Egretta garzetta

General description: 

The Little Egret is a small white egret with dark grey-black legs, black bill and a bright yellow naked face. In the breeding season the plumage includes two ribbon-like head plumes, and abundant plumes on the back and breast.

Conservation status: 

Not Threatened.

Diagnostic description: 

The Little Egret is a small white egret with dark grey-black legs, black bill and a bright yellow naked face. In the breeding season the plumage includes two ribbon-like head plumes, and abundant plumes on the back and breast.

Behaviour: 

Size: 

56-65 cm, 350 g

Phylogeny: 

Taxonomy:

    Ardea Garzetta Linnaeus, 1766, in Oriente; restricted to Malalbergo, north eastern Italy. Races gularis/schistacea and dimorpha often considered to form two separate species. Forms superspecies with E. thula.

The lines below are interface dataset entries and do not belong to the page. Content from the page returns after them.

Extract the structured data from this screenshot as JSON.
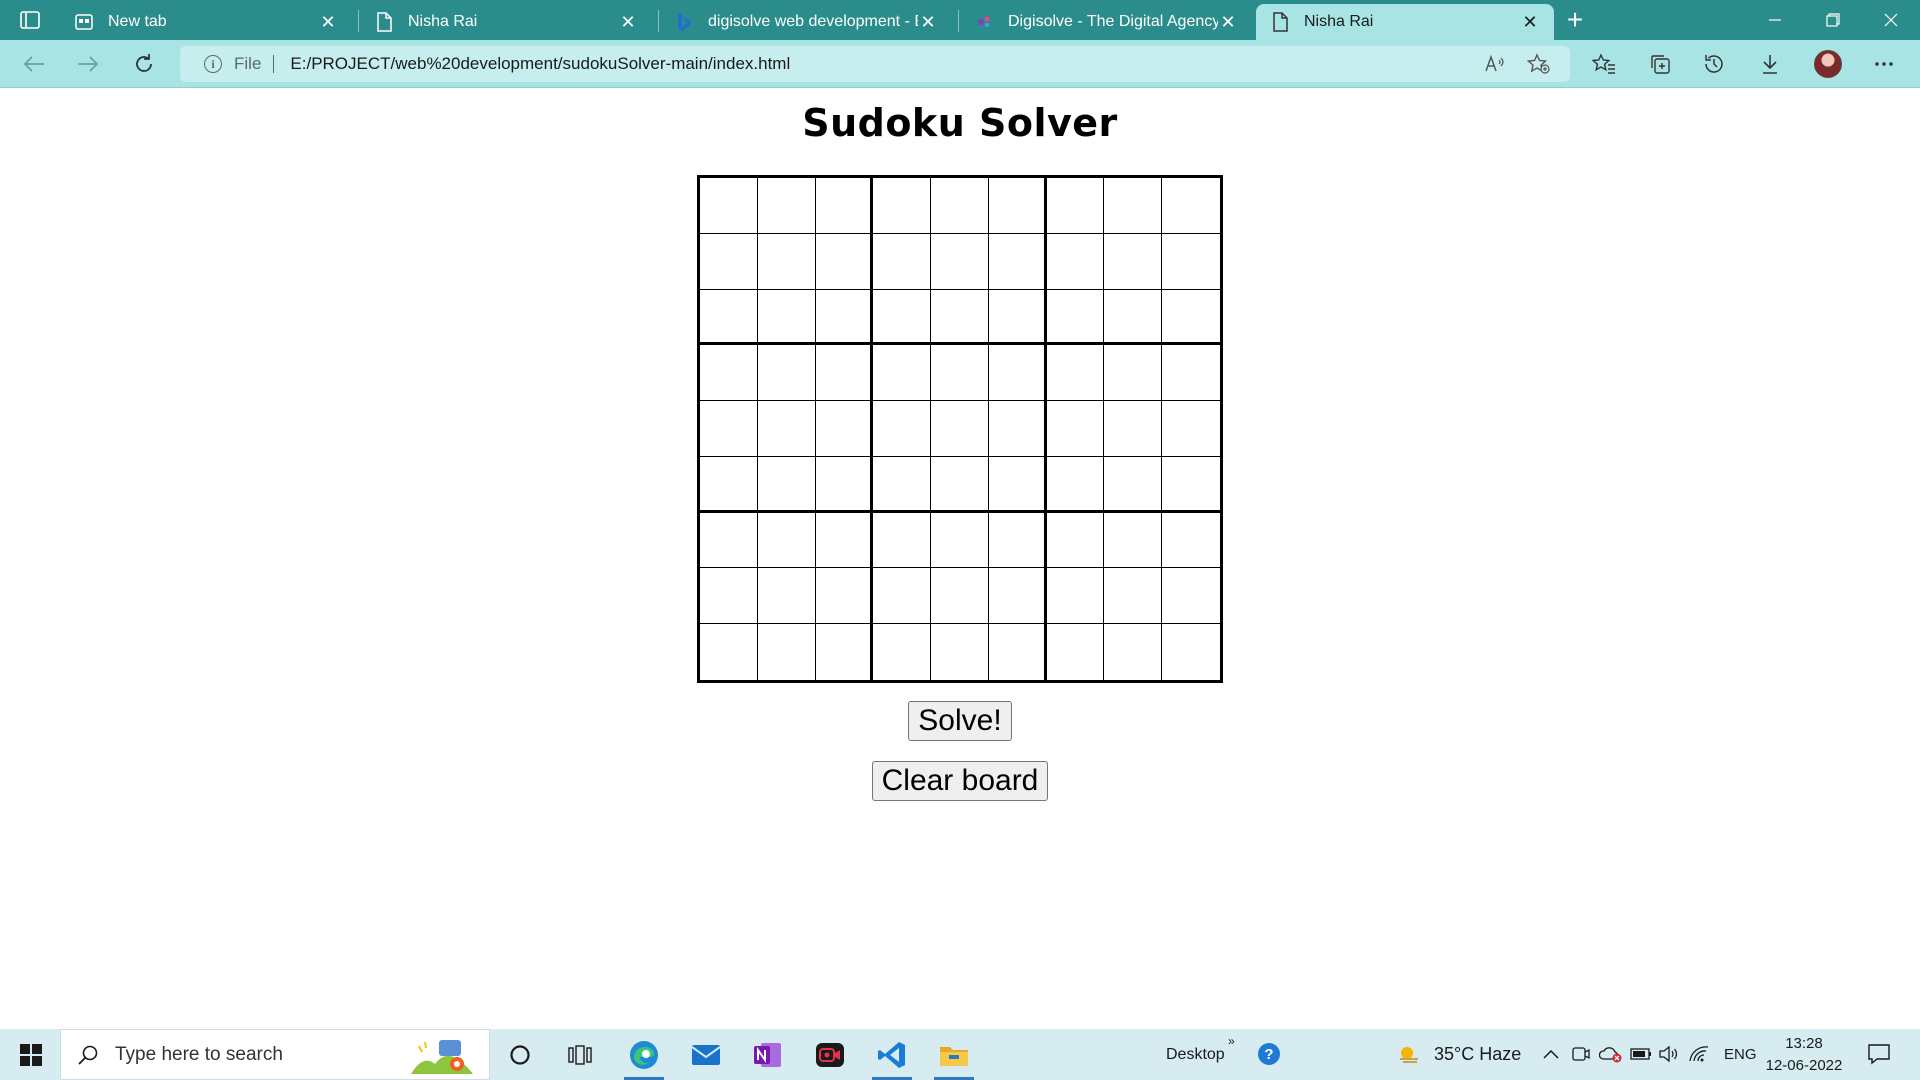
{
  "browser": {
    "tabs": [
      {
        "title": "New tab",
        "icon": "newtab-icon"
      },
      {
        "title": "Nisha Rai",
        "icon": "file-icon"
      },
      {
        "title": "digisolve web development - Bin",
        "icon": "bing-icon"
      },
      {
        "title": "Digisolve - The Digital Agency fo",
        "icon": "site-icon"
      },
      {
        "title": "Nisha Rai",
        "icon": "file-icon",
        "active": true
      }
    ],
    "address": {
      "scheme_label": "File",
      "url": "E:/PROJECT/web%20development/sudokuSolver-main/index.html"
    }
  },
  "page": {
    "title": "Sudoku Solver",
    "solve_label": "Solve!",
    "clear_label": "Clear board",
    "grid_rows": 9,
    "grid_cols": 9
  },
  "taskbar": {
    "search_placeholder": "Type here to search",
    "desktop_label": "Desktop",
    "weather": "35°C  Haze",
    "language": "ENG",
    "time": "13:28",
    "date": "12-06-2022"
  },
  "colors": {
    "tab_strip": "#2b8c8c",
    "toolbar": "#a8e4e4",
    "taskbar": "#d6ecf1"
  }
}
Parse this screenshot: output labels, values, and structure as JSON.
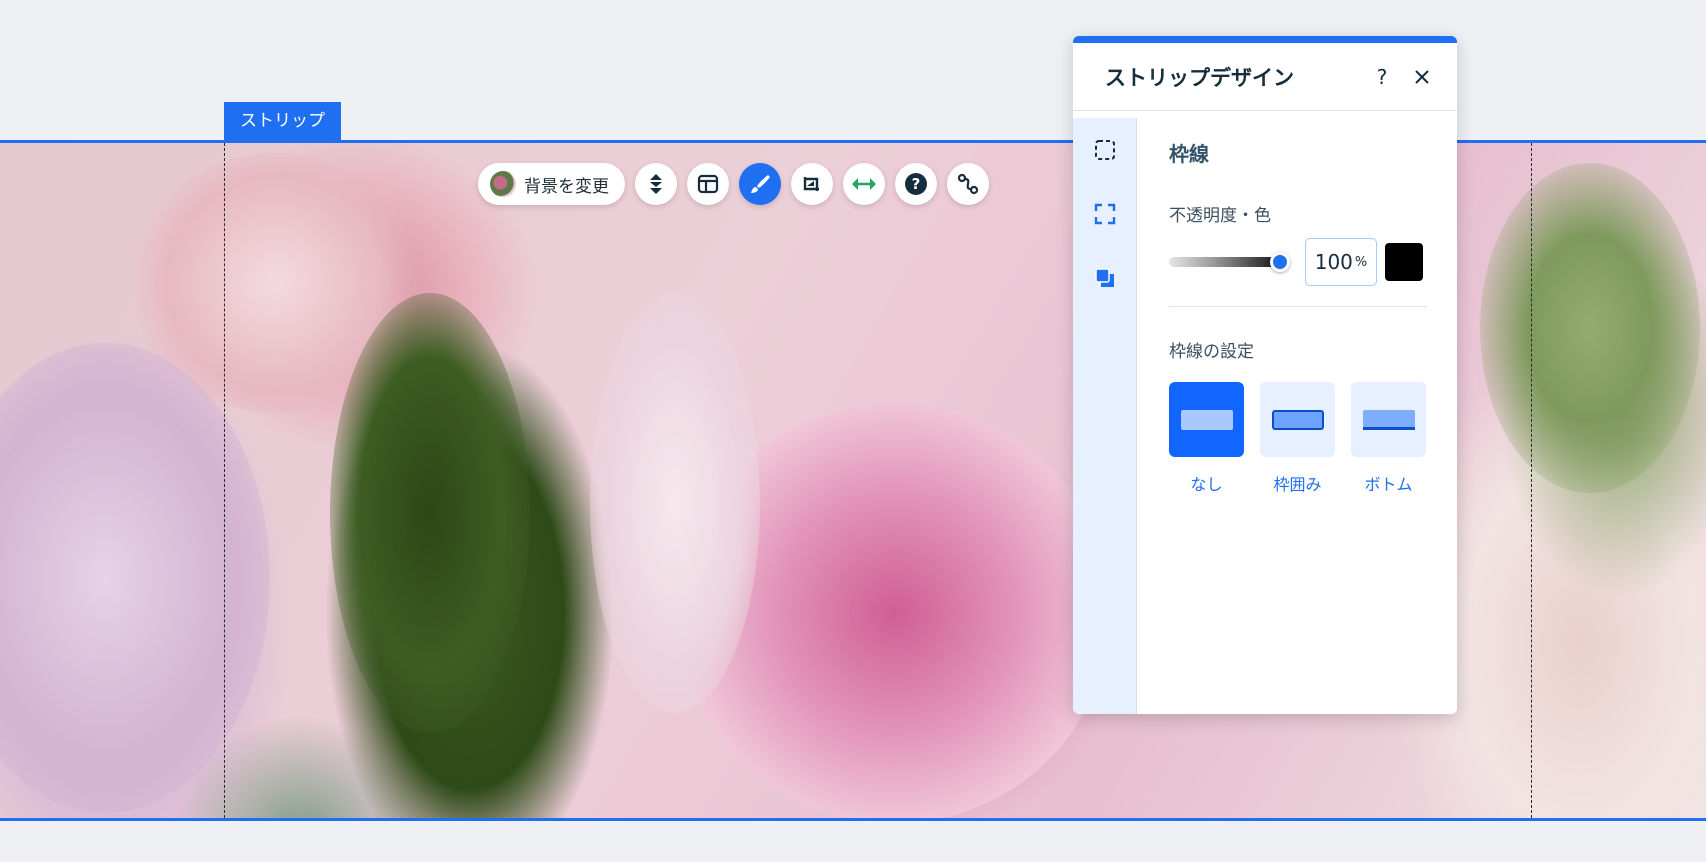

Six subspecies recognized. (source: Handbook of the Birds of World)
Distribution: 

Subspecies and Distribution:

    *garzetta (Linnaeus, 1766) - Palearctic, from France, Spain and NW Africa E to Korea and Japan; scattered in rest of Africa, Middle East, India and SE Asia. *nigripes (Temminck, 1840) - islands of SE Asia and SW Pacific. *immaculata (Gould, 1846) - N & E Australia and regular in New Zealand. *gularis (Bosc, 1792) - coastal W Africa, from Mauritania to Gabon *schistacea (Ehrenberg, 1828) - coastal E Africa to Red Sea, Persian Gulf, W, S & SE India. *dimorpha Hartert, 1914 - Madagascar and outlying islands; also occurs on coast of E Africa, where has been recorded from S Kenya to N Mozambique.
Habitat: 

Frequents tidal mudflats, saltwater and freshwater wetlands, and mangroves. FOOD: Feeds on a wide variety of invertebrates, as well as fish and amphibians. The Little Egret hunts in shallow water by shuffling a foot to stir up aquatic prey, which it then takes in a lightning-fast movement. It also chases small fish with its wings raised.

Trophic strategy: 

Feeds on a wide variety of invertebrates, as well as fish and amphibians. The Little Egret hunts in shallow water by shuffling a foot to stir up aquatic prey, which it then takes in a lightning-fast movement. It also chases small fish with its wings raised.